### INSTRUCTIONS FOR THE TASK
Among the entries below, find the lines that hold the word "value" and report them.

### MATERIAL SHOWN
*-*-*

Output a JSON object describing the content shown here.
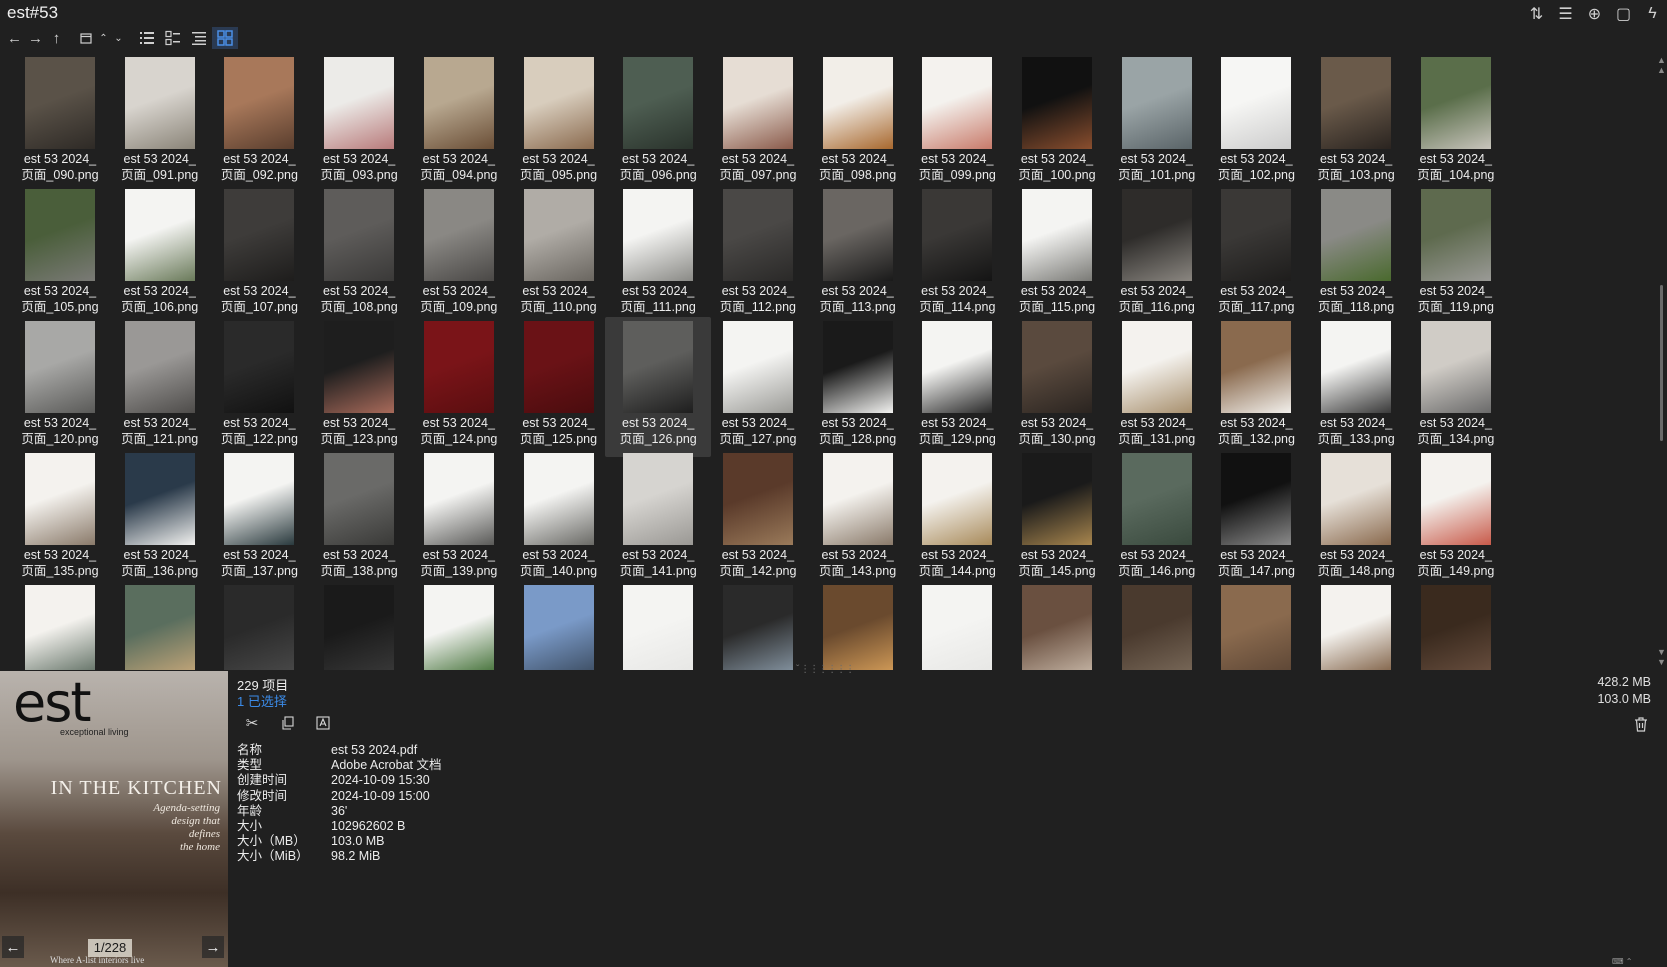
{
  "window": {
    "title": "est#53"
  },
  "titlebar_icons": [
    "sort-icon",
    "list-details-icon",
    "add-circle-icon",
    "clipboard-icon",
    "flash-icon"
  ],
  "toolbar": {
    "nav": [
      "back-arrow-icon",
      "forward-arrow-icon",
      "up-arrow-icon"
    ],
    "view_modes": [
      "list-view-icon",
      "details-view-icon",
      "tree-view-icon",
      "thumbnail-view-icon"
    ],
    "active_view": "thumbnail-view-icon"
  },
  "thumbnails": [
    {
      "line1": "est 53 2024_",
      "line2": "页面_090.png",
      "c1": "#5a5248",
      "c2": "#2e2a26"
    },
    {
      "line1": "est 53 2024_",
      "line2": "页面_091.png",
      "c1": "#d8d4ce",
      "c2": "#8a8478"
    },
    {
      "line1": "est 53 2024_",
      "line2": "页面_092.png",
      "c1": "#a8785a",
      "c2": "#5a3e2e"
    },
    {
      "line1": "est 53 2024_",
      "line2": "页面_093.png",
      "c1": "#ecebe8",
      "c2": "#b87a7a"
    },
    {
      "line1": "est 53 2024_",
      "line2": "页面_094.png",
      "c1": "#b8a890",
      "c2": "#6a4e36"
    },
    {
      "line1": "est 53 2024_",
      "line2": "页面_095.png",
      "c1": "#d8cdbd",
      "c2": "#8a6a4e"
    },
    {
      "line1": "est 53 2024_",
      "line2": "页面_096.png",
      "c1": "#4e5e52",
      "c2": "#2a332c"
    },
    {
      "line1": "est 53 2024_",
      "line2": "页面_097.png",
      "c1": "#e6ddd4",
      "c2": "#8a5a4a"
    },
    {
      "line1": "est 53 2024_",
      "line2": "页面_098.png",
      "c1": "#f2eee8",
      "c2": "#a8682e"
    },
    {
      "line1": "est 53 2024_",
      "line2": "页面_099.png",
      "c1": "#f4f2ee",
      "c2": "#c87a6a"
    },
    {
      "line1": "est 53 2024_",
      "line2": "页面_100.png",
      "c1": "#111111",
      "c2": "#8a4e2e"
    },
    {
      "line1": "est 53 2024_",
      "line2": "页面_101.png",
      "c1": "#9aa4a6",
      "c2": "#5a6468"
    },
    {
      "line1": "est 53 2024_",
      "line2": "页面_102.png",
      "c1": "#f6f6f4",
      "c2": "#cccccc"
    },
    {
      "line1": "est 53 2024_",
      "line2": "页面_103.png",
      "c1": "#6a5a4a",
      "c2": "#2a2420"
    },
    {
      "line1": "est 53 2024_",
      "line2": "页面_104.png",
      "c1": "#5a6e4a",
      "c2": "#c8c4bc"
    },
    {
      "line1": "est 53 2024_",
      "line2": "页面_105.png",
      "c1": "#4a5e3a",
      "c2": "#7a7a76"
    },
    {
      "line1": "est 53 2024_",
      "line2": "页面_106.png",
      "c1": "#f4f4f2",
      "c2": "#6a7a5a"
    },
    {
      "line1": "est 53 2024_",
      "line2": "页面_107.png",
      "c1": "#3e3c3a",
      "c2": "#1e1d1c"
    },
    {
      "line1": "est 53 2024_",
      "line2": "页面_108.png",
      "c1": "#5e5c5a",
      "c2": "#3a3938"
    },
    {
      "line1": "est 53 2024_",
      "line2": "页面_109.png",
      "c1": "#8a8884",
      "c2": "#4a4846"
    },
    {
      "line1": "est 53 2024_",
      "line2": "页面_110.png",
      "c1": "#b0aca6",
      "c2": "#6a6660"
    },
    {
      "line1": "est 53 2024_",
      "line2": "页面_111.png",
      "c1": "#f4f4f2",
      "c2": "#8a8a86"
    },
    {
      "line1": "est 53 2024_",
      "line2": "页面_112.png",
      "c1": "#4a4846",
      "c2": "#2a2928"
    },
    {
      "line1": "est 53 2024_",
      "line2": "页面_113.png",
      "c1": "#6a6662",
      "c2": "#1a1a1a"
    },
    {
      "line1": "est 53 2024_",
      "line2": "页面_114.png",
      "c1": "#3a3836",
      "c2": "#141414"
    },
    {
      "line1": "est 53 2024_",
      "line2": "页面_115.png",
      "c1": "#f4f4f2",
      "c2": "#7a7a76"
    },
    {
      "line1": "est 53 2024_",
      "line2": "页面_116.png",
      "c1": "#2e2c2a",
      "c2": "#8a8680"
    },
    {
      "line1": "est 53 2024_",
      "line2": "页面_117.png",
      "c1": "#3a3836",
      "c2": "#1e1d1c"
    },
    {
      "line1": "est 53 2024_",
      "line2": "页面_118.png",
      "c1": "#8a8a86",
      "c2": "#4a6a2e"
    },
    {
      "line1": "est 53 2024_",
      "line2": "页面_119.png",
      "c1": "#5e6a4e",
      "c2": "#9a9a96"
    },
    {
      "line1": "est 53 2024_",
      "line2": "页面_120.png",
      "c1": "#a8a8a6",
      "c2": "#5a5a58"
    },
    {
      "line1": "est 53 2024_",
      "line2": "页面_121.png",
      "c1": "#9a9896",
      "c2": "#4e4c4a"
    },
    {
      "line1": "est 53 2024_",
      "line2": "页面_122.png",
      "c1": "#2a2a2a",
      "c2": "#111111"
    },
    {
      "line1": "est 53 2024_",
      "line2": "页面_123.png",
      "c1": "#1e1e1e",
      "c2": "#a86a5a"
    },
    {
      "line1": "est 53 2024_",
      "line2": "页面_124.png",
      "c1": "#7a1418",
      "c2": "#5a0e10"
    },
    {
      "line1": "est 53 2024_",
      "line2": "页面_125.png",
      "c1": "#6a1216",
      "c2": "#4a0c0e"
    },
    {
      "line1": "est 53 2024_",
      "line2": "页面_126.png",
      "c1": "#5e5e5c",
      "c2": "#1e1e1e"
    },
    {
      "line1": "est 53 2024_",
      "line2": "页面_127.png",
      "c1": "#f4f4f2",
      "c2": "#9a9a96"
    },
    {
      "line1": "est 53 2024_",
      "line2": "页面_128.png",
      "c1": "#1a1a1a",
      "c2": "#f2f2f0"
    },
    {
      "line1": "est 53 2024_",
      "line2": "页面_129.png",
      "c1": "#f4f4f2",
      "c2": "#2a2a2a"
    },
    {
      "line1": "est 53 2024_",
      "line2": "页面_130.png",
      "c1": "#5a4a3e",
      "c2": "#2a2420"
    },
    {
      "line1": "est 53 2024_",
      "line2": "页面_131.png",
      "c1": "#f4f2ee",
      "c2": "#a8906e"
    },
    {
      "line1": "est 53 2024_",
      "line2": "页面_132.png",
      "c1": "#8a6a4e",
      "c2": "#f2f0ec"
    },
    {
      "line1": "est 53 2024_",
      "line2": "页面_133.png",
      "c1": "#f4f4f2",
      "c2": "#3a3a3a"
    },
    {
      "line1": "est 53 2024_",
      "line2": "页面_134.png",
      "c1": "#d0ccc6",
      "c2": "#6a6a6a"
    },
    {
      "line1": "est 53 2024_",
      "line2": "页面_135.png",
      "c1": "#f4f2ee",
      "c2": "#8a7a6a"
    },
    {
      "line1": "est 53 2024_",
      "line2": "页面_136.png",
      "c1": "#2a3a4a",
      "c2": "#f2f2f0"
    },
    {
      "line1": "est 53 2024_",
      "line2": "页面_137.png",
      "c1": "#f4f4f2",
      "c2": "#2a3a3e"
    },
    {
      "line1": "est 53 2024_",
      "line2": "页面_138.png",
      "c1": "#6a6a68",
      "c2": "#3a3a38"
    },
    {
      "line1": "est 53 2024_",
      "line2": "页面_139.png",
      "c1": "#f4f4f2",
      "c2": "#5a5a58"
    },
    {
      "line1": "est 53 2024_",
      "line2": "页面_140.png",
      "c1": "#f4f4f2",
      "c2": "#6a6a66"
    },
    {
      "line1": "est 53 2024_",
      "line2": "页面_141.png",
      "c1": "#d6d4d0",
      "c2": "#9a9894"
    },
    {
      "line1": "est 53 2024_",
      "line2": "页面_142.png",
      "c1": "#5a3a2a",
      "c2": "#9a7a5a"
    },
    {
      "line1": "est 53 2024_",
      "line2": "页面_143.png",
      "c1": "#f4f2ee",
      "c2": "#8a7a6a"
    },
    {
      "line1": "est 53 2024_",
      "line2": "页面_144.png",
      "c1": "#f4f2ee",
      "c2": "#a88a5a"
    },
    {
      "line1": "est 53 2024_",
      "line2": "页面_145.png",
      "c1": "#1a1a1a",
      "c2": "#a8864e"
    },
    {
      "line1": "est 53 2024_",
      "line2": "页面_146.png",
      "c1": "#5a6a5e",
      "c2": "#3a4a3e"
    },
    {
      "line1": "est 53 2024_",
      "line2": "页面_147.png",
      "c1": "#111111",
      "c2": "#8a8a8a"
    },
    {
      "line1": "est 53 2024_",
      "line2": "页面_148.png",
      "c1": "#e6e0d8",
      "c2": "#8a6a4e"
    },
    {
      "line1": "est 53 2024_",
      "line2": "页面_149.png",
      "c1": "#f4f2ee",
      "c2": "#c85a4a"
    },
    {
      "line1": "",
      "line2": "",
      "c1": "#f4f2ee",
      "c2": "#5a6a5e"
    },
    {
      "line1": "",
      "line2": "",
      "c1": "#5a6e5e",
      "c2": "#c8a87a"
    },
    {
      "line1": "",
      "line2": "",
      "c1": "#2a2a2a",
      "c2": "#4a4a4a"
    },
    {
      "line1": "",
      "line2": "",
      "c1": "#1a1a1a",
      "c2": "#3a3a3a"
    },
    {
      "line1": "",
      "line2": "",
      "c1": "#f4f4f2",
      "c2": "#3a6a2e"
    },
    {
      "line1": "",
      "line2": "",
      "c1": "#7a9ac8",
      "c2": "#3a4a5e"
    },
    {
      "line1": "",
      "line2": "",
      "c1": "#f4f4f2",
      "c2": "#e6e6e4"
    },
    {
      "line1": "",
      "line2": "",
      "c1": "#2a2a2a",
      "c2": "#8a9aa8"
    },
    {
      "line1": "",
      "line2": "",
      "c1": "#6a4a2e",
      "c2": "#d8a05a"
    },
    {
      "line1": "",
      "line2": "",
      "c1": "#f4f4f2",
      "c2": "#e6e6e4"
    },
    {
      "line1": "",
      "line2": "",
      "c1": "#6a5040",
      "c2": "#c8b8a8"
    },
    {
      "line1": "",
      "line2": "",
      "c1": "#4a3a2e",
      "c2": "#7a6a5a"
    },
    {
      "line1": "",
      "line2": "",
      "c1": "#8a6a4e",
      "c2": "#5a4434"
    },
    {
      "line1": "",
      "line2": "",
      "c1": "#f4f2ee",
      "c2": "#7a5a3e"
    },
    {
      "line1": "",
      "line2": "",
      "c1": "#3a2a1e",
      "c2": "#6a5040"
    }
  ],
  "selected_index": 36,
  "preview": {
    "logo": "est",
    "tagline": "exceptional living",
    "headline": "IN THE KITCHEN",
    "subtitle": "Agenda-setting\ndesign that\ndefines\nthe home",
    "counter": "1/228",
    "footer": "Where A-list  interiors live"
  },
  "summary": {
    "count": "229 项目",
    "selected": "1 已选择"
  },
  "actions": [
    "cut-icon",
    "copy-icon",
    "rename-icon"
  ],
  "properties": [
    {
      "key": "名称",
      "value": "est 53 2024.pdf"
    },
    {
      "key": "类型",
      "value": "Adobe Acrobat 文档"
    },
    {
      "key": "创建时间",
      "value": "2024-10-09  15:30"
    },
    {
      "key": "修改时间",
      "value": "2024-10-09  15:00"
    },
    {
      "key": "年龄",
      "value": "36'"
    },
    {
      "key": "大小",
      "value": "102962602 B"
    },
    {
      "key": "大小（MB）",
      "value": "103.0 MB"
    },
    {
      "key": "大小（MiB）",
      "value": "98.2 MiB"
    }
  ],
  "sizes": {
    "total": "428.2 MB",
    "selected": "103.0 MB"
  }
}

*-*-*

### SOLUTION TO THIS EXERCISE
      "value": "est 53 2024.pdf"
      "value": "Adobe Acrobat 文档"
      "value": "2024-10-09  15:30"
      "value": "2024-10-09  15:00"
      "value": "36'"
      "value": "102962602 B"
      "value": "103.0 MB"
      "value": "98.2 MiB"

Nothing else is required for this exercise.